◆ **What to do**: Read through the data and report every line in which the word "icon" occurs.

[Element data from apps and pages]
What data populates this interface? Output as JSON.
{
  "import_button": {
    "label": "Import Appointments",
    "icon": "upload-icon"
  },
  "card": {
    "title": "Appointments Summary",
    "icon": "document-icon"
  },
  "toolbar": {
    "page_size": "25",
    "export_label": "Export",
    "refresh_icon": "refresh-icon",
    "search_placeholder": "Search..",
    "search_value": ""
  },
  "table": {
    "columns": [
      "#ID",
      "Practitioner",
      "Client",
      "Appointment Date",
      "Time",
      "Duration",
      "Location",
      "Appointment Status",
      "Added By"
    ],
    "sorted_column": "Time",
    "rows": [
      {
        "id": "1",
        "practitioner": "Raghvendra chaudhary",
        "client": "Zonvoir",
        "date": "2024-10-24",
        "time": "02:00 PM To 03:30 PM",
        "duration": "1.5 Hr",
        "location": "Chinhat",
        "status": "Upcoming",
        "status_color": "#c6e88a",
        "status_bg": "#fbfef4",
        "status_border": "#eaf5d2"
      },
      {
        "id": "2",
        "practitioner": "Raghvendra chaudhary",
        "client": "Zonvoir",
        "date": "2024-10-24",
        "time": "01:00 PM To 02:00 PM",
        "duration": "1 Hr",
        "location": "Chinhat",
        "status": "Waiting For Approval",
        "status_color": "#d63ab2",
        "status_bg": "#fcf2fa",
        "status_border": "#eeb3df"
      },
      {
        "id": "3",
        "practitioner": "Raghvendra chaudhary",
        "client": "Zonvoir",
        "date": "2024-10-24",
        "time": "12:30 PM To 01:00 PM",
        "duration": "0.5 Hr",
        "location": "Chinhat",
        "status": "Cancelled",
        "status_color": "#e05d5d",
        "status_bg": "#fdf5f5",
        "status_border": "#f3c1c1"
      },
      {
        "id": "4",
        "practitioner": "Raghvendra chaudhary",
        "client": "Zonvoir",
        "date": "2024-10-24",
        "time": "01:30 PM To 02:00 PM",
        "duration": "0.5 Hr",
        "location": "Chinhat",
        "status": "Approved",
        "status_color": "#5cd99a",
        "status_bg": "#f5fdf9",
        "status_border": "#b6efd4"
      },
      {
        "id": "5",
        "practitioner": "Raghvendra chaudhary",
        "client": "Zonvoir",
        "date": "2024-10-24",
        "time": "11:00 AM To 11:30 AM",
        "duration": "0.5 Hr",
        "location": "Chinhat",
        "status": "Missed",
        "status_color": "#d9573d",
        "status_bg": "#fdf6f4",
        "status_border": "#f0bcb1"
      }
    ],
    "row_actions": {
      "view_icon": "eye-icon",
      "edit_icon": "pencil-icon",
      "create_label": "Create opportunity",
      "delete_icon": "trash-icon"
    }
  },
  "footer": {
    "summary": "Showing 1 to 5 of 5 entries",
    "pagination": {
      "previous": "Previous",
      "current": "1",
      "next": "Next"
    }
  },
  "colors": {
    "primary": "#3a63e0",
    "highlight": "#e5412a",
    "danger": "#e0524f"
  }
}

◆ **Solution to the problem**:
    "icon": "upload-icon"
    "icon": "document-icon"
    "refresh_icon": "refresh-icon",
      "view_icon": "eye-icon",
      "edit_icon": "pencil-icon",
      "delete_icon": "trash-icon"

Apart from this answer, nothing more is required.